*SOURCE INFORMATION*.
================================

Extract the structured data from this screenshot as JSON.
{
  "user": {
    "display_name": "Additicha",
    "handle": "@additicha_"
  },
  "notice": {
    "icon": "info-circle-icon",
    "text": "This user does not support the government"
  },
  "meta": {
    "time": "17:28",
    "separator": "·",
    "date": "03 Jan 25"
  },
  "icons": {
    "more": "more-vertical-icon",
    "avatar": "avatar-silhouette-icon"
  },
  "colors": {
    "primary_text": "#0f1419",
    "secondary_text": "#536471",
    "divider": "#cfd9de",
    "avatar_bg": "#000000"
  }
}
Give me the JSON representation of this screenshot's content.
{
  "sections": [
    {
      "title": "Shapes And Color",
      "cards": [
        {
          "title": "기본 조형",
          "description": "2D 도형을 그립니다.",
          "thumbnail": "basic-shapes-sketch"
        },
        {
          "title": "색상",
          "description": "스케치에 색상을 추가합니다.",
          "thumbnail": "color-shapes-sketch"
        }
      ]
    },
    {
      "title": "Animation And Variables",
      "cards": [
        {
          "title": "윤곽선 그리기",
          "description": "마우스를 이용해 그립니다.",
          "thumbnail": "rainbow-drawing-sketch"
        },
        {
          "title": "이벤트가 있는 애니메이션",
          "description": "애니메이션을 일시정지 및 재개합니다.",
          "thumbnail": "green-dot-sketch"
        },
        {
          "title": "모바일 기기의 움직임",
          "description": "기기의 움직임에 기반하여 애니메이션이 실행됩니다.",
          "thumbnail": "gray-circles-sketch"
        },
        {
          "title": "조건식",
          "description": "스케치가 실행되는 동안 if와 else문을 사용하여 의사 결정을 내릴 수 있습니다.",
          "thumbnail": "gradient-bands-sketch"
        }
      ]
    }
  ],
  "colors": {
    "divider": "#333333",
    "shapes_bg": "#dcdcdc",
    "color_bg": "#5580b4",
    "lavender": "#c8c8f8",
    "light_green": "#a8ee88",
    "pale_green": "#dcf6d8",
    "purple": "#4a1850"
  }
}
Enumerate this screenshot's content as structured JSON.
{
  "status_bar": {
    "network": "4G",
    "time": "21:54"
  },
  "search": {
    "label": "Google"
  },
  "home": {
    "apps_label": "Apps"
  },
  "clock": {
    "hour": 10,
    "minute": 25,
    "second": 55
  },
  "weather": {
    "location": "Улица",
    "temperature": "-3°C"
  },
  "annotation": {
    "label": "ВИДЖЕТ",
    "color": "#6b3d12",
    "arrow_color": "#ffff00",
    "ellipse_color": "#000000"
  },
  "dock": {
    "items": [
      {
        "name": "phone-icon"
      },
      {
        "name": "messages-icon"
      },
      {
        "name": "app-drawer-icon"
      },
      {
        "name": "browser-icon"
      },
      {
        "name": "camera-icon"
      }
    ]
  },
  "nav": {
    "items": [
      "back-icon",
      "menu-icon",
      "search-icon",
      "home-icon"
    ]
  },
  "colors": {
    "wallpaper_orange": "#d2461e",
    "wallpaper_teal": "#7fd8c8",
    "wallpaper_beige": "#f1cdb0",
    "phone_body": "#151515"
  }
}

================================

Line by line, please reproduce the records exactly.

Extract the structured data from this screenshot as JSON.
{
  "user": {
    "display_name": "Additicha",
    "handle": "@additicha_"
  },
  "notice": {
    "icon": "info-circle-icon",
    "text": "This user does not support the government"
  },
  "meta": {
    "time": "17:28",
    "separator": "·",
    "date": "03 Jan 25"
  },
  "icons": {
    "more": "more-vertical-icon",
    "avatar": "avatar-silhouette-icon"
  },
  "colors": {
    "primary_text": "#0f1419",
    "secondary_text": "#536471",
    "divider": "#cfd9de",
    "avatar_bg": "#000000"
  }
}
Give me the JSON representation of this screenshot's content.
{
  "sections": [
    {
      "title": "Shapes And Color",
      "cards": [
        {
          "title": "기본 조형",
          "description": "2D 도형을 그립니다.",
          "thumbnail": "basic-shapes-sketch"
        },
        {
          "title": "색상",
          "description": "스케치에 색상을 추가합니다.",
          "thumbnail": "color-shapes-sketch"
        }
      ]
    },
    {
      "title": "Animation And Variables",
      "cards": [
        {
          "title": "윤곽선 그리기",
          "description": "마우스를 이용해 그립니다.",
          "thumbnail": "rainbow-drawing-sketch"
        },
        {
          "title": "이벤트가 있는 애니메이션",
          "description": "애니메이션을 일시정지 및 재개합니다.",
          "thumbnail": "green-dot-sketch"
        },
        {
          "title": "모바일 기기의 움직임",
          "description": "기기의 움직임에 기반하여 애니메이션이 실행됩니다.",
          "thumbnail": "gray-circles-sketch"
        },
        {
          "title": "조건식",
          "description": "스케치가 실행되는 동안 if와 else문을 사용하여 의사 결정을 내릴 수 있습니다.",
          "thumbnail": "gradient-bands-sketch"
        }
      ]
    }
  ],
  "colors": {
    "divider": "#333333",
    "shapes_bg": "#dcdcdc",
    "color_bg": "#5580b4",
    "lavender": "#c8c8f8",
    "light_green": "#a8ee88",
    "pale_green": "#dcf6d8",
    "purple": "#4a1850"
  }
}
Enumerate this screenshot's content as structured JSON.
{
  "status_bar": {
    "network": "4G",
    "time": "21:54"
  },
  "search": {
    "label": "Google"
  },
  "home": {
    "apps_label": "Apps"
  },
  "clock": {
    "hour": 10,
    "minute": 25,
    "second": 55
  },
  "weather": {
    "location": "Улица",
    "temperature": "-3°C"
  },
  "annotation": {
    "label": "ВИДЖЕТ",
    "color": "#6b3d12",
    "arrow_color": "#ffff00",
    "ellipse_color": "#000000"
  },
  "dock": {
    "items": [
      {
        "name": "phone-icon"
      },
      {
        "name": "messages-icon"
      },
      {
        "name": "app-drawer-icon"
      },
      {
        "name": "browser-icon"
      },
      {
        "name": "camera-icon"
      }
    ]
  },
  "nav": {
    "items": [
      "back-icon",
      "menu-icon",
      "search-icon",
      "home-icon"
    ]
  },
  "colors": {
    "wallpaper_orange": "#d2461e",
    "wallpaper_teal": "#7fd8c8",
    "wallpaper_beige": "#f1cdb0",
    "phone_body": "#151515"
  }
}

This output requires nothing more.